Aaand this is how the body looks –

Vanilla and Liquorice cardigan

I used stockinette stitches for the body. Being the cables devotee that I am, I added two columns of simple left-twisting cables along the edge of the cardigan to relieve the monotonousness. (That’s right, even though the stripes in the sweater kinda relieve the monotonousness already.) I’ve also added buttonless bands using 1×1 ribbing. My mind must have been wandering really far off then, because the neck is still on the needles and it is too early to do a ribbing.

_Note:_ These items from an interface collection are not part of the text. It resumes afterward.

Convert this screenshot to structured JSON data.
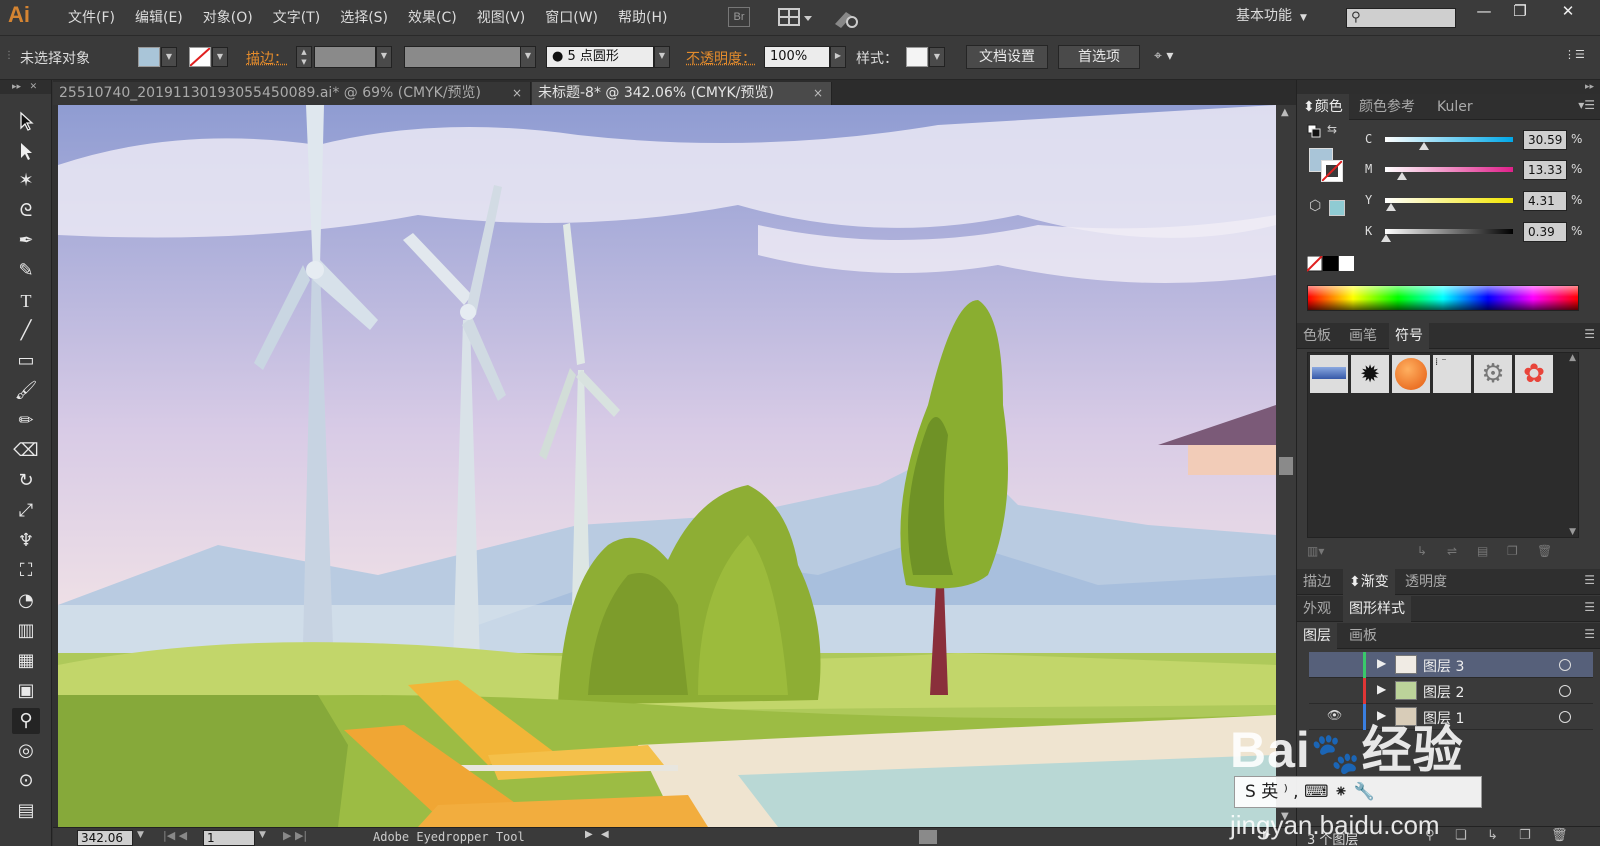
{
  "app": {
    "logo": "Ai",
    "menus": [
      "文件(F)",
      "编辑(E)",
      "对象(O)",
      "文字(T)",
      "选择(S)",
      "效果(C)",
      "视图(V)",
      "窗口(W)",
      "帮助(H)"
    ],
    "bridge_label": "Br",
    "workspace_label": "基本功能",
    "search_placeholder": "",
    "window_controls": [
      "—",
      "❐",
      "✕"
    ]
  },
  "control_bar": {
    "selection_status": "未选择对象",
    "stroke_label": "描边：",
    "brush_label": "5 点圆形",
    "opacity_label": "不透明度：",
    "opacity_value": "100%",
    "style_label": "样式：",
    "doc_setup_button": "文档设置",
    "preferences_button": "首选项"
  },
  "tabs": [
    {
      "title": "25510740_20191130193055450089.ai* @ 69% (CMYK/预览)",
      "close": "×",
      "active": false
    },
    {
      "title": "未标题-8* @ 342.06% (CMYK/预览)",
      "close": "×",
      "active": true
    }
  ],
  "status_bar": {
    "zoom": "342.06",
    "artboard": "1",
    "tool_name": "Adobe Eyedropper Tool"
  },
  "color_panel": {
    "tabs": [
      "颜色",
      "颜色参考",
      "Kuler"
    ],
    "channels": [
      {
        "label": "C",
        "value": "30.59",
        "fraction": 0.306,
        "gradient": "linear-gradient(90deg,#fff,#00a8e8)"
      },
      {
        "label": "M",
        "value": "13.33",
        "fraction": 0.133,
        "gradient": "linear-gradient(90deg,#fff,#e0208a)"
      },
      {
        "label": "Y",
        "value": "4.31",
        "fraction": 0.043,
        "gradient": "linear-gradient(90deg,#fff,#f2e600)"
      },
      {
        "label": "K",
        "value": "0.39",
        "fraction": 0.004,
        "gradient": "linear-gradient(90deg,#fff,#000)"
      }
    ],
    "percent": "%",
    "fill_color": "#a9c5d8",
    "web_color": "#8fcbd3"
  },
  "swatch_panel": {
    "tabs": [
      "色板",
      "画笔",
      "符号"
    ]
  },
  "appearance_tabs_1": [
    "描边",
    "渐变",
    "透明度"
  ],
  "appearance_tabs_2": [
    "外观",
    "图形样式"
  ],
  "layers_panel": {
    "tabs": [
      "图层",
      "画板"
    ],
    "layers": [
      {
        "name": "图层 3",
        "color": "#39c96a"
      },
      {
        "name": "图层 2",
        "color": "#e03636"
      },
      {
        "name": "图层 1",
        "color": "#3a7fe0"
      }
    ],
    "count_label": "3 个图层"
  },
  "watermark": {
    "brand": "Bai",
    "brand_suffix": "经验",
    "url": "jingyan.baidu.com"
  },
  "colors": {
    "accent_orange": "#e38b2c",
    "panel_bg": "#3a3a3a",
    "selection_blue": "#56607a"
  }
}
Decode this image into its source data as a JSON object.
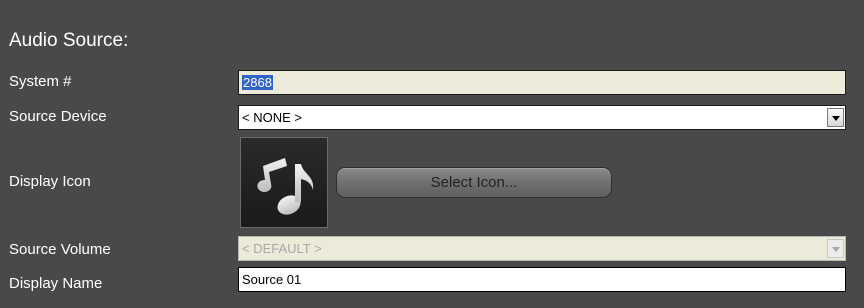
{
  "section_title": "Audio Source:",
  "labels": {
    "system_num": "System #",
    "source_device": "Source Device",
    "display_icon": "Display Icon",
    "source_volume": "Source Volume",
    "display_name": "Display Name"
  },
  "fields": {
    "system_num_value": "2868",
    "source_device_value": "< NONE >",
    "source_volume_value": "< DEFAULT >",
    "display_name_value": "Source 01"
  },
  "buttons": {
    "select_icon": "Select Icon..."
  },
  "icons": {
    "display_icon": "music-note-icon"
  },
  "colors": {
    "background": "#494949",
    "readonly_field": "#ecead8",
    "selection": "#3264c8",
    "disabled_text": "#a8a8a8"
  }
}
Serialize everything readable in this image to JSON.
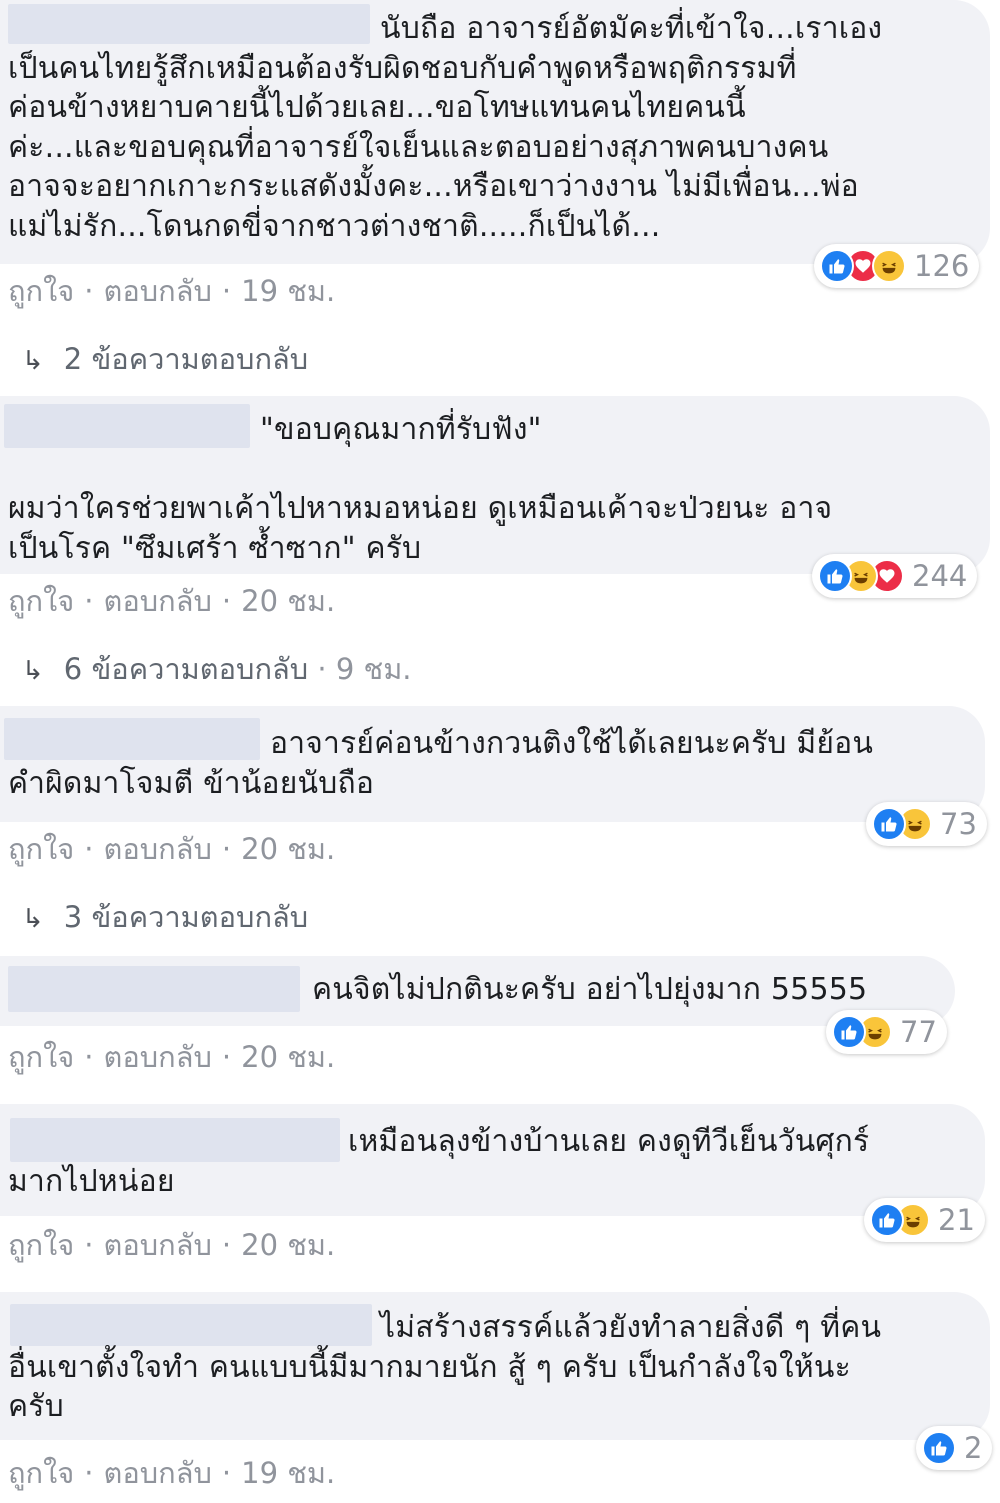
{
  "comments": [
    {
      "text": "นับถือ อาจารย์อัตมัคะที่เข้าใจ...เราเอง\nเป็นคนไทยรู้สึกเหมือนต้องรับผิดชอบกับคำพูดหรือพฤติกรรมที่\nค่อนข้างหยาบคายนี้ไปด้วยเลย...ขอโทษแทนคนไทยคนนี้\nค่ะ...และขอบคุณที่อาจารย์ใจเย็นและตอบอย่างสุภาพคนบางคน\nอาจจะอยากเกาะกระแสดังมั้งคะ...หรือเขาว่างงาน ไม่มีเพื่อน...พ่อ\nแม่ไม่รัก...โดนกดขี่จากชาวต่างชาติ.....ก็เป็นได้...",
      "like": "ถูกใจ",
      "reply": "ตอบกลับ",
      "time": "19 ชม.",
      "reaction_count": "126",
      "reactions": [
        "like-icon",
        "love-icon",
        "haha-icon"
      ],
      "replies_text": "2 ข้อความตอบกลับ",
      "replies_time": ""
    },
    {
      "text": "\"ขอบคุณมากที่รับฟัง\"\n\nผมว่าใครช่วยพาเค้าไปหาหมอหน่อย ดูเหมือนเค้าจะป่วยนะ อาจ\nเป็นโรค \"ซึมเศร้า ซ้ำซาก\" ครับ",
      "like": "ถูกใจ",
      "reply": "ตอบกลับ",
      "time": "20 ชม.",
      "reaction_count": "244",
      "reactions": [
        "like-icon",
        "haha-icon",
        "love-icon"
      ],
      "replies_text": "6 ข้อความตอบกลับ",
      "replies_time": "9 ชม."
    },
    {
      "text": "อาจารย์ค่อนข้างกวนติงใช้ได้เลยนะครับ มีย้อน\nคำผิดมาโจมตี ข้าน้อยนับถือ",
      "like": "ถูกใจ",
      "reply": "ตอบกลับ",
      "time": "20 ชม.",
      "reaction_count": "73",
      "reactions": [
        "like-icon",
        "haha-icon"
      ],
      "replies_text": "3 ข้อความตอบกลับ",
      "replies_time": ""
    },
    {
      "text": "คนจิตไม่ปกตินะครับ อย่าไปยุ่งมาก 55555",
      "like": "ถูกใจ",
      "reply": "ตอบกลับ",
      "time": "20 ชม.",
      "reaction_count": "77",
      "reactions": [
        "like-icon",
        "haha-icon"
      ],
      "replies_text": "",
      "replies_time": ""
    },
    {
      "text": "เหมือนลุงข้างบ้านเลย คงดูทีวีเย็นวันศุกร์\nมากไปหน่อย",
      "like": "ถูกใจ",
      "reply": "ตอบกลับ",
      "time": "20 ชม.",
      "reaction_count": "21",
      "reactions": [
        "like-icon",
        "haha-icon"
      ],
      "replies_text": "",
      "replies_time": ""
    },
    {
      "text": "ไม่สร้างสรรค์แล้วยังทำลายสิ่งดี ๆ ที่คน\nอื่นเขาตั้งใจทำ คนแบบนี้มีมากมายนัก สู้ ๆ ครับ เป็นกำลังใจให้นะ\nครับ",
      "like": "ถูกใจ",
      "reply": "ตอบกลับ",
      "time": "19 ชม.",
      "reaction_count": "2",
      "reactions": [
        "like-icon"
      ],
      "replies_text": "",
      "replies_time": ""
    }
  ],
  "colors": {
    "bubble": "#f1f2f6",
    "like": "#1e7ff2",
    "haha": "#f9c53a",
    "love": "#ec2d47",
    "meta": "#90949c"
  }
}
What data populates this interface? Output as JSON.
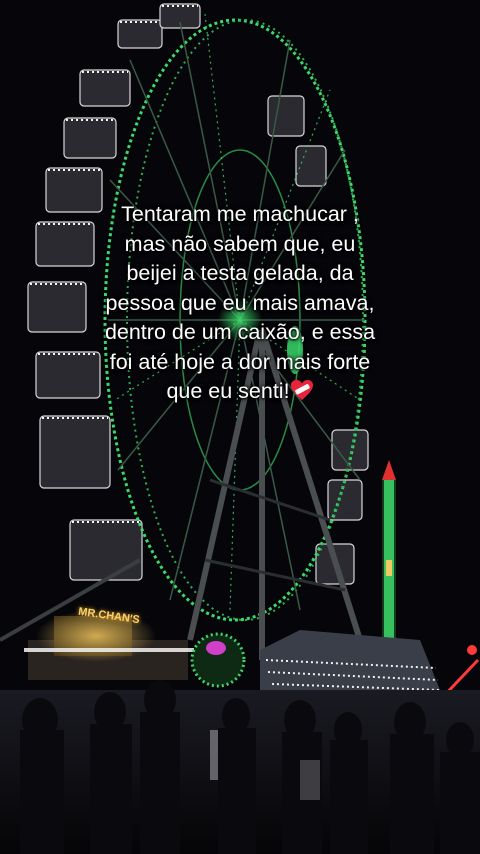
{
  "caption": {
    "lines": [
      "Tentaram me machucar ,",
      "mas não sabem que, eu",
      "beijei a testa gelada, da",
      "pessoa que eu mais amava,",
      "dentro de um caixão, e essa",
      "foi até hoje a dor mais forte",
      "que eu senti!"
    ],
    "emoji": "heart-bandage-icon"
  },
  "scene": {
    "subject": "ferris-wheel",
    "sign_text": "MR.CHAN'S",
    "colors": {
      "sky": "#06060a",
      "wheel_lights": "#3cd86a",
      "cabin_lights": "#e8e8e8",
      "warm_lights": "#f3c860",
      "magenta_light": "#d040c8",
      "red_light": "#ff3a3a"
    }
  }
}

I’ll just have to work on that detail later. (Come to think of ribbing, I don’t really think the neck is in great shape for a neat ribbing… Something to think about.)

Before I wind up this post –

Working on big projects gets boring really soon, so I also have another project going on. More on that later, but look at how the remaining yarn resembles a croissant! Yum? (Or I might just be hungry again…)

Croissant yarn?

‘Ribersible’ hat — completed

So I had some free time over the end-of-year holidays, and I managed to complete the reversible ribbed hat, or ‘Ribersible’ hat, that I’d started making for my sister. She seems to be satisfied with it. (Phew! It’s always “(s)he likes it… (s)he likes it not…” when you make something that’s not for yourself…)

When I started knitting it, I had a different version in my head. Along the way, incorporating wishes and tweaks, it became something else altogether. Still good, but something else… πŸ™‚

The horizontal sections in this top-down hat are composed of alternating stripes of 1×2 ribs (which are 2×1 ribs on the other side) and seed stitches (or British moss stitches, as they are also called. There’s an American moss stitch, which is different — but I digress…) I ended it with a 3×3 ribbing using needles one size smaller.

This is how the hat looks inside out and outside in —

'Ribersible' hat

‘Ribersible’ hat

Though there’s no right or wrong side πŸ™‚ my sister and I each have our preference. How about you? Do you like one better than the other?